Roku packed a punch into its tiny stick, with a fast, lag-free experience thanks to the quad-core processor.
Roku also packed plenty of power into its pocket-friendly Streaming Stick 4K. The 4K resolution is crisp and smooth as long as you have a compatible TV, and it offers a level of future-proofing for the next time you upgrade. The stick also boasts a new quad-core processor that’s up to 30% faster, with up to double the Wi-Fi speeds of previous models. It’s not possible to test those claims exactly, but I never had any issues with lag or buffering during my experience with it and it’s notably faster than Amazon’s rival Fire TV Stick 4K.
It’s all the more impressive once you realize just how small the Roku Streaming Stick 4K really is. I could easily fit it into a pocket or in my backpack for trips away from home. The remote is the largest item to worry about, and even that is no taller than a standard smartphone.
What’s not so good?
I enjoyed almost all aspects of using the Roku Streaming Stick 4K, but a few of Roku’s decisions left me scratching my head. The first is the choice to stick with a micro-USB port to power the stick itself. Even though USB-C is still a mess, it makes sense to switch to the latest connection as people build up their collection of cables. I know that if I misplaced Roku’s included cable, I’d have to go on a bit of a quest to find a micro-USB replacement.
Roku's hotkey buttons are great if you have all four services, but good luck remapping the controls.

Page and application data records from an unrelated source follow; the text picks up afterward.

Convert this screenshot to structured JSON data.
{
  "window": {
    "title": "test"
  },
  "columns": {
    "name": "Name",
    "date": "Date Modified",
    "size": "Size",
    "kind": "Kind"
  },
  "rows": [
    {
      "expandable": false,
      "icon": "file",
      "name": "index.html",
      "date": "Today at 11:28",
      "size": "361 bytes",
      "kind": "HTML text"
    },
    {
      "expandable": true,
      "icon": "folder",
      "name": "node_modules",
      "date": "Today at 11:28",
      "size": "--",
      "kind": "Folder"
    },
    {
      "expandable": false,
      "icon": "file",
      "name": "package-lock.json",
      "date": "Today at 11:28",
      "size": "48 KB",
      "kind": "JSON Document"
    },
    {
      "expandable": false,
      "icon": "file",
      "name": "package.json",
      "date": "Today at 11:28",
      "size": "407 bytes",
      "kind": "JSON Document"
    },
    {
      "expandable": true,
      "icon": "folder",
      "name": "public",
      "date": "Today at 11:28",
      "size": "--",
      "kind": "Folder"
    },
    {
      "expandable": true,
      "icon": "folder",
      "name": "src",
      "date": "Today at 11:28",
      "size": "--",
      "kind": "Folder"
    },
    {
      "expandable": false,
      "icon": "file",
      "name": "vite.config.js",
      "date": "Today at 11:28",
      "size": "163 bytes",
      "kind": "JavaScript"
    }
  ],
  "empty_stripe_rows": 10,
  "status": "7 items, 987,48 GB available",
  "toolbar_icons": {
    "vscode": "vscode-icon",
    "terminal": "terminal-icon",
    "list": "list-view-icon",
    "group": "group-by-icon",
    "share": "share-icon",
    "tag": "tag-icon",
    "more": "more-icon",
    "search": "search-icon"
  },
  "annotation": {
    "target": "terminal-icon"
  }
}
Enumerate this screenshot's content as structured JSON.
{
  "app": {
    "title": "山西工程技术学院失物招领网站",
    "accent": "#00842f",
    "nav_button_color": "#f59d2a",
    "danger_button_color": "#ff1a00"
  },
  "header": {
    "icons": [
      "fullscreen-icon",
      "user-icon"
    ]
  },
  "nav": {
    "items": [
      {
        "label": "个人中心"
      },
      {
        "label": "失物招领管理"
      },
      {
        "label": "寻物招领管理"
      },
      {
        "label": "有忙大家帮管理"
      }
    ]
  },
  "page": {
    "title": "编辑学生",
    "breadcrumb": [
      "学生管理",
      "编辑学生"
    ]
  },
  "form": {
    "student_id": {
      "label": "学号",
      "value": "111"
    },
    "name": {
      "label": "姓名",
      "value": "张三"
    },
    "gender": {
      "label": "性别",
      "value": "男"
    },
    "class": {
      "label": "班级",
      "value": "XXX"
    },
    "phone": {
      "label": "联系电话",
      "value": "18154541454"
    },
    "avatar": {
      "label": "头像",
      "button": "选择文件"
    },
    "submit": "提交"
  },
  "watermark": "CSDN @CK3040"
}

Another issue that some users may face with the Roku Streaming Stick 4K is with the four hotkey buttons. There’s currently no way to remap them to launch different apps, which means you’re stuck with what Roku gives you. If you already subscribe to all four services it’s not an issue, but if you’re missing any one of them then you won’t have much use for that button.
There are still a few ads peppered throughout Roku OS 10.5, including one right on the homepage. It’s easy enough to ignore as long as you spend most of your time in an app or streaming a show, but the screensaver ads can be a bit more annoying if you let the stick idle.
Roku Streaming Stick 4K review: Should I buy it?
If you want a speedy streaming stick that you can take with you wherever you go, the Roku Streaming Stick 4K is worth a look. While existing Streaming Stick Plus users don’t have a lot of reason to rush out and upgrade, the faster processor for better startup times and faster Wi-Fi access as well as improved HDR support make it a worthy successor. Roku gets the price just right at $49.99, too, especially given the crisp 4K video options. The choice to stick with micro-USB is a curious one but far from a deal-breaker.
Roku's Streaming Stick Plus 4K is a tiny triumph and worthy successor to the Streaming Stick Plus.
Those of you without a 4K TV may be better served by the Roku Express ($29.99). It’s more affordable but tops out at 1080p streaming quality. The aforementioned Roku Streaming Stick 4K Plus ($69.99) offers all the same features and also includes the Voice Remote Pro for hands-free voice commands, personal shortcut buttons, and more. There’s also the more expensive Roku Ultra ($99) if you really need Dolby Atmos support and the best possible performance.
See also: The best media streaming devices
Of course, Roku isn’t the only name to know — Amazon’s Fire Stick 4K ($49.99) and Google’s Chromecast with Google TV ($49.99) are two other great options. Both offer the same high-quality streaming experience, though they make the most sense for users who are invested in Alexa- or Google Assistant-powered product ecosystems due to deeper feature integration. For everyone else, however, the Streaming Stick Plus 4K is a tiny triumph.
Frequently asked questions
No, the Roku Streaming Stick requires a constant Wi-Fi connection to stream shows and movies.
Yes, you will need a Roku device for each TV.
No, there is no fee to use the Roku Streaming Stick, but you will have to pay for the Wi-Fi connection as well as your streaming services.